## Action item
Please set down the data word for word; images do not go in the copy.

Data shown: Begin

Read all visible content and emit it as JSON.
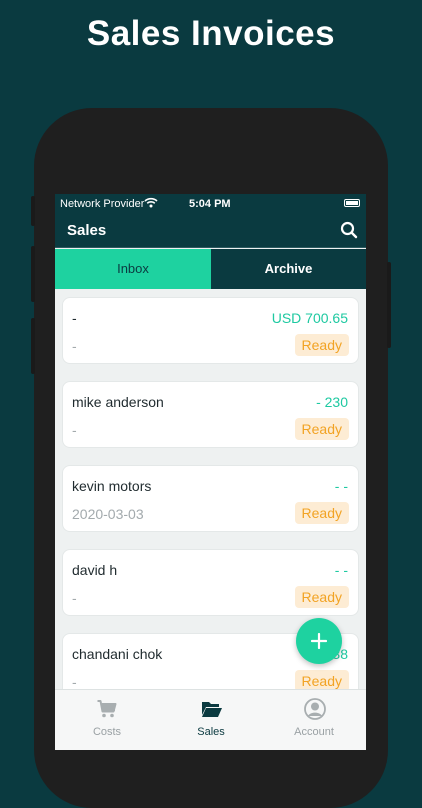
{
  "headline": "Sales Invoices",
  "status_bar": {
    "provider": "Network Provider",
    "time": "5:04 PM"
  },
  "app_bar": {
    "title": "Sales"
  },
  "tabs": [
    {
      "label": "Inbox",
      "active": true
    },
    {
      "label": "Archive",
      "active": false
    }
  ],
  "invoices": [
    {
      "customer": "-",
      "amount": "USD 700.65",
      "date": "-",
      "status": "Ready"
    },
    {
      "customer": "mike anderson",
      "amount": "- 230",
      "date": "-",
      "status": "Ready"
    },
    {
      "customer": "kevin motors",
      "amount": "- -",
      "date": "2020-03-03",
      "status": "Ready"
    },
    {
      "customer": "david h",
      "amount": "- -",
      "date": "-",
      "status": "Ready"
    },
    {
      "customer": "chandani chok",
      "amount": "R 38",
      "date": "-",
      "status": "Ready"
    }
  ],
  "fab": {
    "icon": "plus-icon"
  },
  "bottom_nav": [
    {
      "label": "Costs",
      "icon": "cart-icon",
      "active": false
    },
    {
      "label": "Sales",
      "icon": "folder-open-icon",
      "active": true
    },
    {
      "label": "Account",
      "icon": "user-circle-icon",
      "active": false
    }
  ],
  "colors": {
    "brand_dark": "#0a3a40",
    "accent": "#1ed2a0",
    "status_ready_text": "#f2a324",
    "status_ready_bg": "#fdecd4"
  }
}
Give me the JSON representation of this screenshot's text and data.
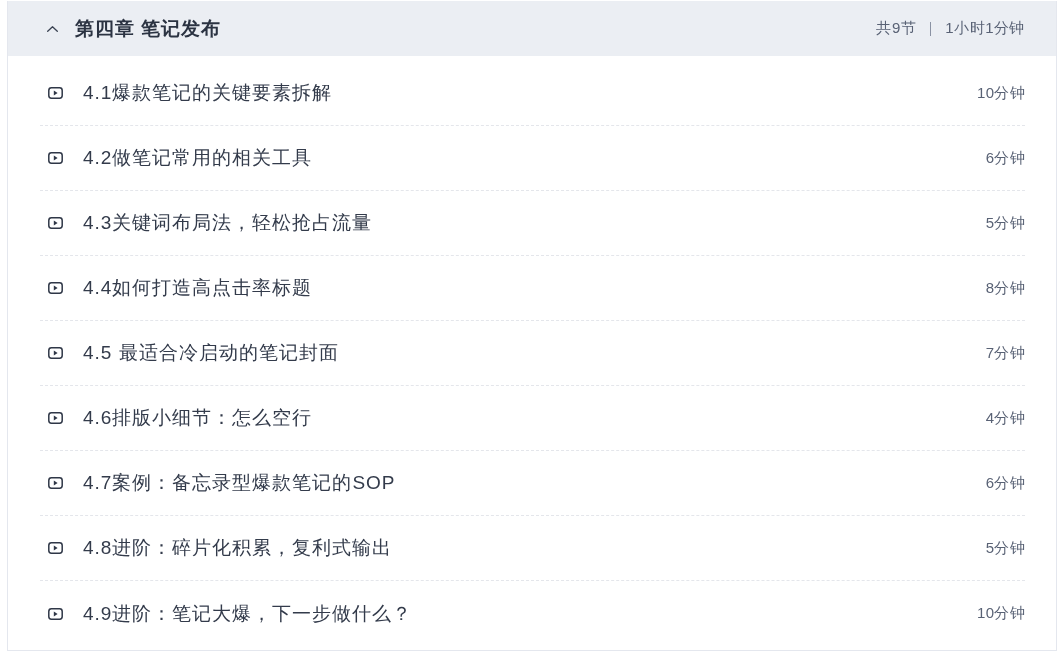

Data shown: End

## Solution
Read all visible content and emit it as JSON.
{
  "headline": "Sales Invoices",
  "status_bar": {
    "provider": "Network Provider",
    "time": "5:04 PM"
  },
  "app_bar": {
    "title": "Sales"
  },
  "tabs": [
    {
      "label": "Inbox",
      "active": true
    },
    {
      "label": "Archive",
      "active": false
    }
  ],
  "invoices": [
    {
      "customer": "-",
      "amount": "USD 700.65",
      "date": "-",
      "status": "Ready"
    },
    {
      "customer": "mike anderson",
      "amount": "- 230",
      "date": "-",
      "status": "Ready"
    },
    {
      "customer": "kevin motors",
      "amount": "- -",
      "date": "2020-03-03",
      "status": "Ready"
    },
    {
      "customer": "david h",
      "amount": "- -",
      "date": "-",
      "status": "Ready"
    },
    {
      "customer": "chandani chok",
      "amount": "R 38",
      "date": "-",
      "status": "Ready"
    }
  ],
  "fab": {
    "icon": "plus-icon"
  },
  "bottom_nav": [
    {
      "label": "Costs",
      "icon": "cart-icon",
      "active": false
    },
    {
      "label": "Sales",
      "icon": "folder-open-icon",
      "active": true
    },
    {
      "label": "Account",
      "icon": "user-circle-icon",
      "active": false
    }
  ],
  "colors": {
    "brand_dark": "#0a3a40",
    "accent": "#1ed2a0",
    "status_ready_text": "#f2a324",
    "status_ready_bg": "#fdecd4"
  }
}
Give me the JSON representation of this screenshot's text and data.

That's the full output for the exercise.